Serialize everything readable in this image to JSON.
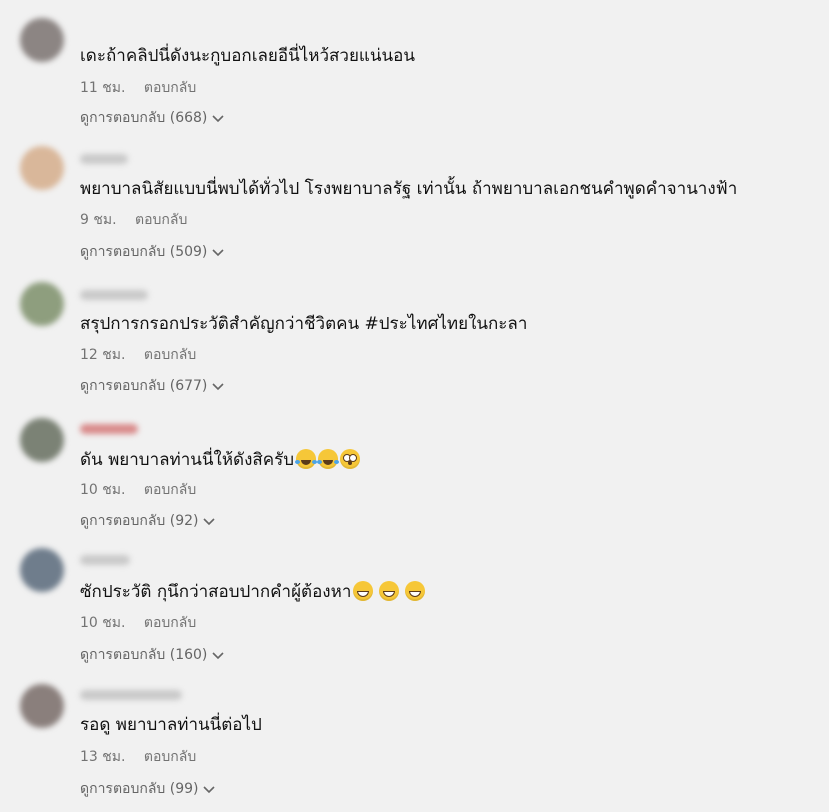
{
  "comments": [
    {
      "text": "เดะถ้าคลิปนี่ดังนะกูบอกเลยอีนี่ไหว้สวยแน่นอน",
      "time": "11 ชม.",
      "reply": "ตอบกลับ",
      "view_replies": "ดูการตอบกลับ (668)",
      "avatar_color": "#8c8583",
      "emojis": []
    },
    {
      "text": "พยาบาลนิสัยแบบนี่พบได้ทั่วไป โรงพยาบาลรัฐ เท่านั้น ถ้าพยาบาลเอกชนคำพูดคำจานางฟ้า",
      "time": "9 ชม.",
      "reply": "ตอบกลับ",
      "view_replies": "ดูการตอบกลับ (509)",
      "avatar_color": "#d9b79a",
      "emojis": []
    },
    {
      "text": "สรุปการกรอกประวัติสำคัญกว่าชีวิตคน #ประไทศไทยในกะลา",
      "time": "12 ชม.",
      "reply": "ตอบกลับ",
      "view_replies": "ดูการตอบกลับ (677)",
      "avatar_color": "#8e9e7e",
      "emojis": []
    },
    {
      "text": "ดัน พยาบาลท่านนี่ให้ดังสิครับ",
      "time": "10 ชม.",
      "reply": "ตอบกลับ",
      "view_replies": "ดูการตอบกลับ (92)",
      "avatar_color": "#7b8275",
      "emojis": [
        "laugh",
        "laugh",
        "flush"
      ]
    },
    {
      "text": "ซักประวัติ กุนึกว่าสอบปากคำผู้ต้องหา",
      "time": "10 ชม.",
      "reply": "ตอบกลับ",
      "view_replies": "ดูการตอบกลับ (160)",
      "avatar_color": "#6f7d8c",
      "emojis": [
        "grin",
        "grin",
        "grin"
      ]
    },
    {
      "text": "รอดู พยาบาลท่านนี่ต่อไป",
      "time": "13 ชม.",
      "reply": "ตอบกลับ",
      "view_replies": "ดูการตอบกลับ (99)",
      "avatar_color": "#8a7f7c",
      "emojis": []
    }
  ],
  "colors": {
    "background": "#f1f1f1",
    "text": "#111111",
    "meta": "#737373"
  }
}
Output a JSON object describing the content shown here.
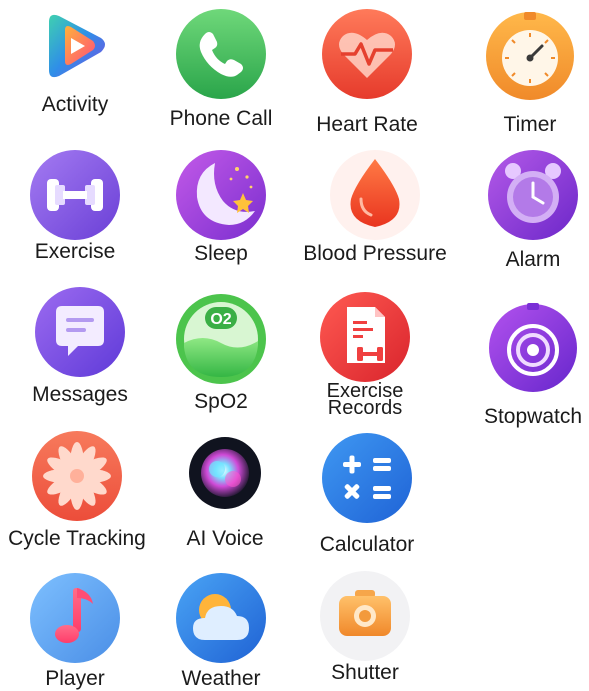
{
  "apps": [
    {
      "label": "Activity",
      "icon": "play-icon"
    },
    {
      "label": "Phone Call",
      "icon": "phone-icon"
    },
    {
      "label": "Heart Rate",
      "icon": "heart-icon"
    },
    {
      "label": "Timer",
      "icon": "timer-icon"
    },
    {
      "label": "Exercise",
      "icon": "dumbbell-icon"
    },
    {
      "label": "Sleep",
      "icon": "moon-icon"
    },
    {
      "label": "Blood Pressure",
      "icon": "blood-drop-icon"
    },
    {
      "label": "Alarm",
      "icon": "alarm-clock-icon"
    },
    {
      "label": "Messages",
      "icon": "message-icon"
    },
    {
      "label": "SpO2",
      "icon": "spo2-icon",
      "badge": "O2"
    },
    {
      "label_line1": "Exercise",
      "label_line2": "Records",
      "icon": "exercise-records-icon"
    },
    {
      "label": "Stopwatch",
      "icon": "stopwatch-icon"
    },
    {
      "label": "Cycle Tracking",
      "icon": "flower-icon"
    },
    {
      "label": "AI Voice",
      "icon": "ai-voice-icon"
    },
    {
      "label": "Calculator",
      "icon": "calculator-icon"
    },
    {
      "label": "Player",
      "icon": "music-note-icon"
    },
    {
      "label": "Weather",
      "icon": "weather-icon"
    },
    {
      "label": "Shutter",
      "icon": "camera-icon"
    }
  ],
  "colors": {
    "activity": "#2fa0e0",
    "phone": "#3cb85a",
    "heart": "#f0553d",
    "timer": "#f5a23a",
    "exercise": "#8a63e6",
    "sleep": "#9b3fd8",
    "blood": "#f24b2a",
    "alarm": "#8f3fd6",
    "messages": "#8b5be6",
    "spo2": "#49c44c",
    "records": "#f03c3c",
    "stopwatch": "#9a3fe0",
    "cycle": "#f4664a",
    "calculator": "#2a7ee6",
    "player": "#5aa6f0",
    "weather": "#2f86e6",
    "shutter": "#f3a146"
  }
}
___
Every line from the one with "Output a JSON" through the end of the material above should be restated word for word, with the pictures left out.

Output a JSON object describing the content shown here.
{
  "apps": [
    {
      "label": "Activity",
      "icon": "play-icon"
    },
    {
      "label": "Phone Call",
      "icon": "phone-icon"
    },
    {
      "label": "Heart Rate",
      "icon": "heart-icon"
    },
    {
      "label": "Timer",
      "icon": "timer-icon"
    },
    {
      "label": "Exercise",
      "icon": "dumbbell-icon"
    },
    {
      "label": "Sleep",
      "icon": "moon-icon"
    },
    {
      "label": "Blood Pressure",
      "icon": "blood-drop-icon"
    },
    {
      "label": "Alarm",
      "icon": "alarm-clock-icon"
    },
    {
      "label": "Messages",
      "icon": "message-icon"
    },
    {
      "label": "SpO2",
      "icon": "spo2-icon",
      "badge": "O2"
    },
    {
      "label_line1": "Exercise",
      "label_line2": "Records",
      "icon": "exercise-records-icon"
    },
    {
      "label": "Stopwatch",
      "icon": "stopwatch-icon"
    },
    {
      "label": "Cycle Tracking",
      "icon": "flower-icon"
    },
    {
      "label": "AI Voice",
      "icon": "ai-voice-icon"
    },
    {
      "label": "Calculator",
      "icon": "calculator-icon"
    },
    {
      "label": "Player",
      "icon": "music-note-icon"
    },
    {
      "label": "Weather",
      "icon": "weather-icon"
    },
    {
      "label": "Shutter",
      "icon": "camera-icon"
    }
  ],
  "colors": {
    "activity": "#2fa0e0",
    "phone": "#3cb85a",
    "heart": "#f0553d",
    "timer": "#f5a23a",
    "exercise": "#8a63e6",
    "sleep": "#9b3fd8",
    "blood": "#f24b2a",
    "alarm": "#8f3fd6",
    "messages": "#8b5be6",
    "spo2": "#49c44c",
    "records": "#f03c3c",
    "stopwatch": "#9a3fe0",
    "cycle": "#f4664a",
    "calculator": "#2a7ee6",
    "player": "#5aa6f0",
    "weather": "#2f86e6",
    "shutter": "#f3a146"
  }
}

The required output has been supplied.